__EXERCISE REQUIREMENTS__
Retype the records exactly, with nothing added or dropped.

INPUT FOR THIS TASK section start

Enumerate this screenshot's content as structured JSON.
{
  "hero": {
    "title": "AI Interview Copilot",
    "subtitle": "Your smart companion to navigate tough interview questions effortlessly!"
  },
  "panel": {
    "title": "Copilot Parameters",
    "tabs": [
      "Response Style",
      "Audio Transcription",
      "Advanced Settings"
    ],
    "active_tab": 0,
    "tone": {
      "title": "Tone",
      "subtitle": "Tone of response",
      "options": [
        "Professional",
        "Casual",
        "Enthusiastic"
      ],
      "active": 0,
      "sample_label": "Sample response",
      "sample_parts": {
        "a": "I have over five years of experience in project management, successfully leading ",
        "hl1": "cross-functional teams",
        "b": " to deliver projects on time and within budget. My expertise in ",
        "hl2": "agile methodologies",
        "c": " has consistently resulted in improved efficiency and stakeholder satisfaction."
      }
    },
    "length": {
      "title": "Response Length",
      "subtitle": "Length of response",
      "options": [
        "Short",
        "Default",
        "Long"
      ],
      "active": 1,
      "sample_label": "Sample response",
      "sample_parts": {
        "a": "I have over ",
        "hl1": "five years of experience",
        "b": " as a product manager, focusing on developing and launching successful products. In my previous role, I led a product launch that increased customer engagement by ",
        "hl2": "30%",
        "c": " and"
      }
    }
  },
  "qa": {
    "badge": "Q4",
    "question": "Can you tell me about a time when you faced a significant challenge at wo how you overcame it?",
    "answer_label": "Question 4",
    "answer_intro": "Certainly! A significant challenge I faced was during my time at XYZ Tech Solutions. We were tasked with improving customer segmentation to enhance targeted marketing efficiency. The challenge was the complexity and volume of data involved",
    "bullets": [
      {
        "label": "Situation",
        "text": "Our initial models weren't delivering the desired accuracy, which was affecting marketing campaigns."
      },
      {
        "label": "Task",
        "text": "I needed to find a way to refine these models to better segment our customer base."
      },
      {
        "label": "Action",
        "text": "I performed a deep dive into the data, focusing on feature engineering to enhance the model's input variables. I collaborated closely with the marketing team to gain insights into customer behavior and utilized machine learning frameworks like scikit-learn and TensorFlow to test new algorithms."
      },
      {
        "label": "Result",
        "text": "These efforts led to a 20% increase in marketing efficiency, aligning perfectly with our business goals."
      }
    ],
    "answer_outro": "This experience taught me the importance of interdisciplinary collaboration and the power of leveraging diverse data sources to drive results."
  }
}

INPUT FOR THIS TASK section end

__TASK SOLUTION__
Enumerate this screenshot's content as structured JSON.
{
  "hero": {
    "title": "AI Interview Copilot",
    "subtitle": "Your smart companion to navigate tough interview questions effortlessly!"
  },
  "panel": {
    "title": "Copilot Parameters",
    "tabs": [
      "Response Style",
      "Audio Transcription",
      "Advanced Settings"
    ],
    "active_tab": 0,
    "tone": {
      "title": "Tone",
      "subtitle": "Tone of response",
      "options": [
        "Professional",
        "Casual",
        "Enthusiastic"
      ],
      "active": 0,
      "sample_label": "Sample response",
      "sample_parts": {
        "a": "I have over five years of experience in project management, successfully leading ",
        "hl1": "cross-functional teams",
        "b": " to deliver projects on time and within budget. My expertise in ",
        "hl2": "agile methodologies",
        "c": " has consistently resulted in improved efficiency and stakeholder satisfaction."
      }
    },
    "length": {
      "title": "Response Length",
      "subtitle": "Length of response",
      "options": [
        "Short",
        "Default",
        "Long"
      ],
      "active": 1,
      "sample_label": "Sample response",
      "sample_parts": {
        "a": "I have over ",
        "hl1": "five years of experience",
        "b": " as a product manager, focusing on developing and launching successful products. In my previous role, I led a product launch that increased customer engagement by ",
        "hl2": "30%",
        "c": " and"
      }
    }
  },
  "qa": {
    "badge": "Q4",
    "question": "Can you tell me about a time when you faced a significant challenge at wo how you overcame it?",
    "answer_label": "Question 4",
    "answer_intro": "Certainly! A significant challenge I faced was during my time at XYZ Tech Solutions. We were tasked with improving customer segmentation to enhance targeted marketing efficiency. The challenge was the complexity and volume of data involved",
    "bullets": [
      {
        "label": "Situation",
        "text": "Our initial models weren't delivering the desired accuracy, which was affecting marketing campaigns."
      },
      {
        "label": "Task",
        "text": "I needed to find a way to refine these models to better segment our customer base."
      },
      {
        "label": "Action",
        "text": "I performed a deep dive into the data, focusing on feature engineering to enhance the model's input variables. I collaborated closely with the marketing team to gain insights into customer behavior and utilized machine learning frameworks like scikit-learn and TensorFlow to test new algorithms."
      },
      {
        "label": "Result",
        "text": "These efforts led to a 20% increase in marketing efficiency, aligning perfectly with our business goals."
      }
    ],
    "answer_outro": "This experience taught me the importance of interdisciplinary collaboration and the power of leveraging diverse data sources to drive results."
  }
}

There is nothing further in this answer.